Wine provides an application database on their homepage, which classifies applications depending on how well they run and perform: platinum, gold, silver. The nice thing is that each application has detailed information on how to set it up in order to work best, in what conditions it was tested and it also includes user comments. Usually, if a game or application is known to work through Wine but you couldn't set it up, have a look at the comments posted and a solution will surely be provided.
As I already mentioned, one of the most popular games which worked perfectly for me in Wine is World of WarCraft:
I was glad to see the mIRC scripts editor does not crash the application anymore, but instead I couldn't make it connect to another network but the default QuakeNet, so you will have to use the /server command.

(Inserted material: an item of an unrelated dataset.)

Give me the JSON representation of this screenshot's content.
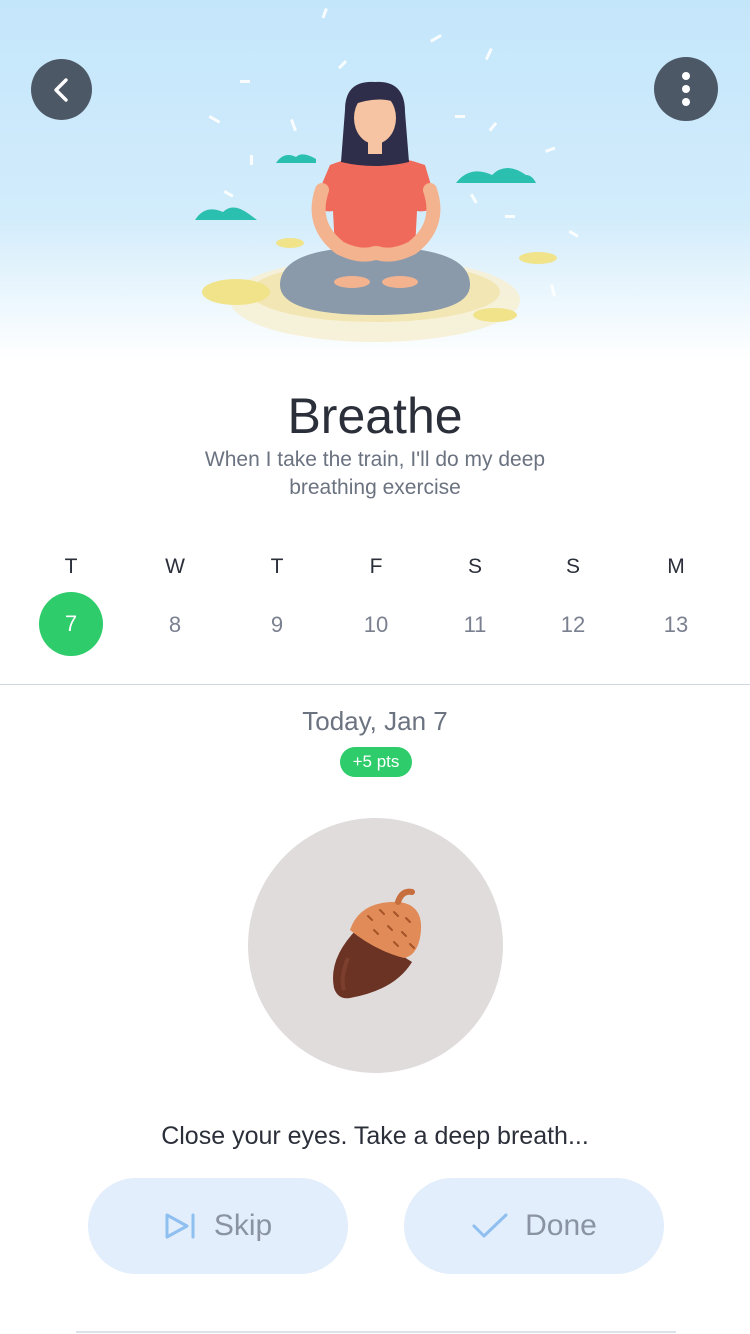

Otherwise, mIRC 6.35 works pretty well, and if you really really need it and can't re-write your scripts for a native Linux client you can use it through Wine. Still, I suggest using a native IRC client like XChat, Konversation or Irssi.
I also tried the last version of Winamp, 5.541, and I installed the Lite version. It works very well, although I did not test it for long. It plays music.
It's true, I don't think Linux needs to run a player like Winamp, when we have powerful and full-featured, native and open-source audio players like Amarok, Banshee, Rhythmbox, Songbird or XMMS. But maybe someone still finds a use for it, or it can help those who just switched from Windows and can't get used to another player.
Also, here is a top 25 applications/games which run in Wine, by votes.
Overall, the Wine project does what it has always done, bringing Windows games and applications to Linux. It's great to see games like WoW, HL2, CoD4, StarCraft, WarCraft III running very well.